Nessierrae Gonnorhae of Neisseriae Infection

 

 

Nessierrae Gonnorhae

 

There are 2 million cases a year of gonorrhoea in the US. In heterosexual men, the most commonly infected site is the anterior urethra, producing symptoms in 90% of cases. In homosexual men, rectal and pharyngeal infections are common. The latter are usually asymptomatic. Asymptomatic infections, although they are in the minority, represent an important reservoir of the disease: because they are not usually treated and therefore the infection may last for months. In women, the most commonly infected site is the endocervix; the urethra, the rectum, the periurethral glands, and Bartholinís glands are also sites of infection. Perhaps as many as 50% of women have insufficient symptoms to seek treatment.

†††††† The most common complication is ascending infection of the fallopian tubes. Acute PID occurs in 15 to 20% of infected women, usually within a week of the onset of the first menses following infection. Acute gonococcal PID frequently necessitates hospitalisation and scarring of the oviducts, resulting in infertility and ectopic pregancies. The scarred fallopian tubes may become superinfected with a number of bacterial specieis leading to chronic PID, which often require surgical treatment.
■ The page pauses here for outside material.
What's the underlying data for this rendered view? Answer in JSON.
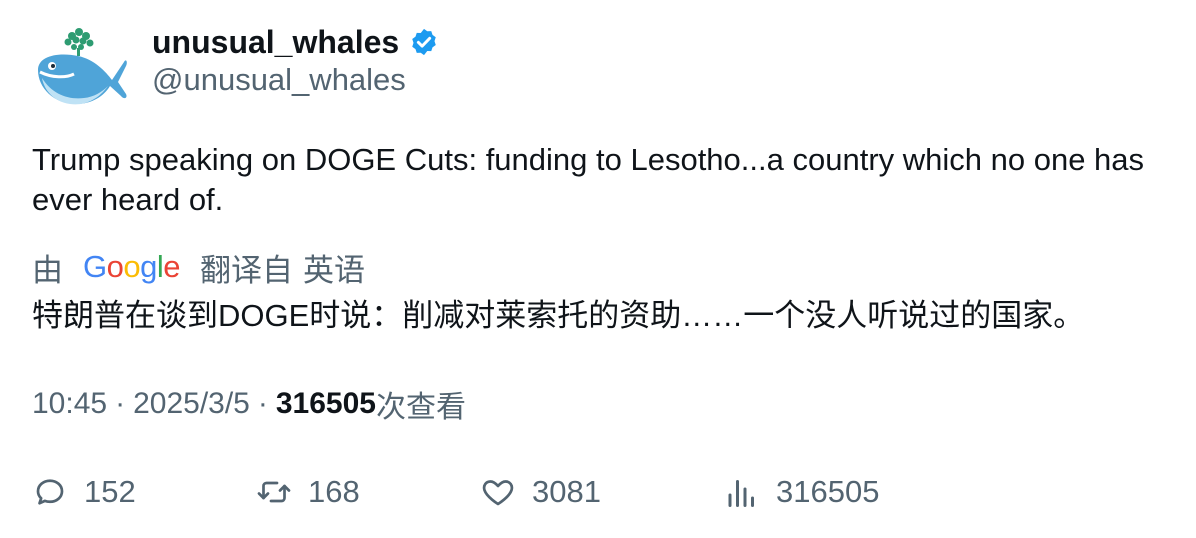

†††††† In 1 to 3% of infected men or women, the gonococcus invade the blood stream, leading to disseminated gonococcal infection. Patients may present with either of two syndromes; polyarthralgias, tenosynovitis, and dermatitis or purulent arthritis. Very rarely, additional complications such as perihepatic abscess, endocarditis, or meningitis may occur. It is not unusual for an individual to acquire gonorrhoea repeatedly, even from the same consort.

 

Diagnosis and treatment

 

In acute gonoccocal disease, stained smears of fresh exudate will often reveal the presence of intracellular gram-negative diplococci. This finding, together with a convincing clinical history may permit the physician to make the provisional diagnosis of acute gonorrhoea and institute antibiotic therapy. Wherever possible, the exudate should be cultured for gonococci before treatment. †The diagnosis is established by the recovery of typical gram-negative oxidase-positive diplococci that ferment glucose but not maltose, sucrose or lactose. Rectal cultures are sometimes positive when urethral and cervical cultures are negative. Because gonococci are not hardy, specimens should be cultured immediately or placed in special transport media. Penicillin is the drug of choice but resistance is being increasingly encountered. Tetracycline may be used instead with the added bonus that it is effective against chlamydia.